--- START ---

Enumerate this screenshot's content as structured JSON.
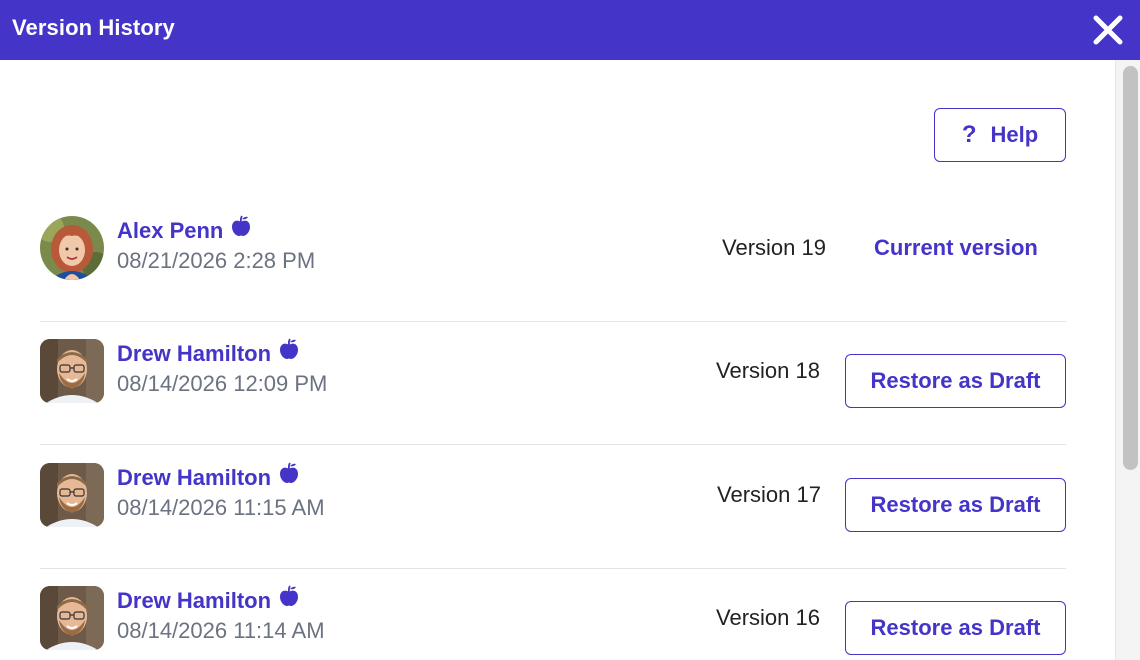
{
  "header": {
    "title": "Version History"
  },
  "help": {
    "label": "Help",
    "icon": "question-icon"
  },
  "colors": {
    "accent": "#4434c8",
    "muted": "#6b7280"
  },
  "versions": [
    {
      "author": "Alex Penn",
      "date": "08/21/2026 2:28 PM",
      "version": "Version 19",
      "status": "Current version",
      "avatar": "avatar-woman-red-hair"
    },
    {
      "author": "Drew Hamilton",
      "date": "08/14/2026 12:09 PM",
      "version": "Version 18",
      "action": "Restore as Draft",
      "avatar": "avatar-man-glasses"
    },
    {
      "author": "Drew Hamilton",
      "date": "08/14/2026 11:15 AM",
      "version": "Version 17",
      "action": "Restore as Draft",
      "avatar": "avatar-man-glasses"
    },
    {
      "author": "Drew Hamilton",
      "date": "08/14/2026 11:14 AM",
      "version": "Version 16",
      "action": "Restore as Draft",
      "avatar": "avatar-man-glasses"
    }
  ]
}
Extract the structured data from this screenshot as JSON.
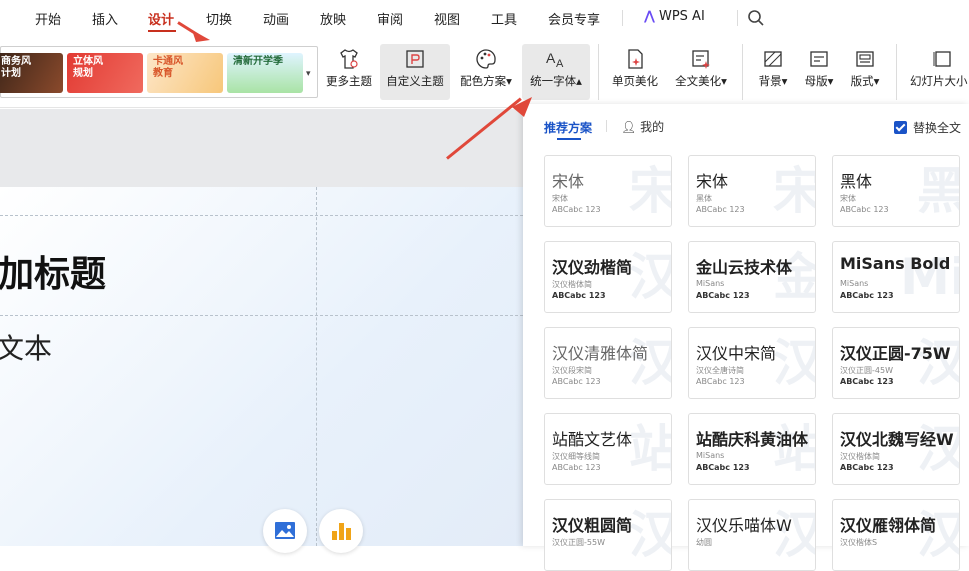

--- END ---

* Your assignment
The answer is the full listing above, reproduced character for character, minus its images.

* Task result
Enumerate this screenshot's content as structured JSON.
{
  "header": {
    "title": "Version History"
  },
  "help": {
    "label": "Help",
    "icon": "question-icon"
  },
  "colors": {
    "accent": "#4434c8",
    "muted": "#6b7280"
  },
  "versions": [
    {
      "author": "Alex Penn",
      "date": "08/21/2026 2:28 PM",
      "version": "Version 19",
      "status": "Current version",
      "avatar": "avatar-woman-red-hair"
    },
    {
      "author": "Drew Hamilton",
      "date": "08/14/2026 12:09 PM",
      "version": "Version 18",
      "action": "Restore as Draft",
      "avatar": "avatar-man-glasses"
    },
    {
      "author": "Drew Hamilton",
      "date": "08/14/2026 11:15 AM",
      "version": "Version 17",
      "action": "Restore as Draft",
      "avatar": "avatar-man-glasses"
    },
    {
      "author": "Drew Hamilton",
      "date": "08/14/2026 11:14 AM",
      "version": "Version 16",
      "action": "Restore as Draft",
      "avatar": "avatar-man-glasses"
    }
  ]
}
Extract the structured data from this screenshot as JSON.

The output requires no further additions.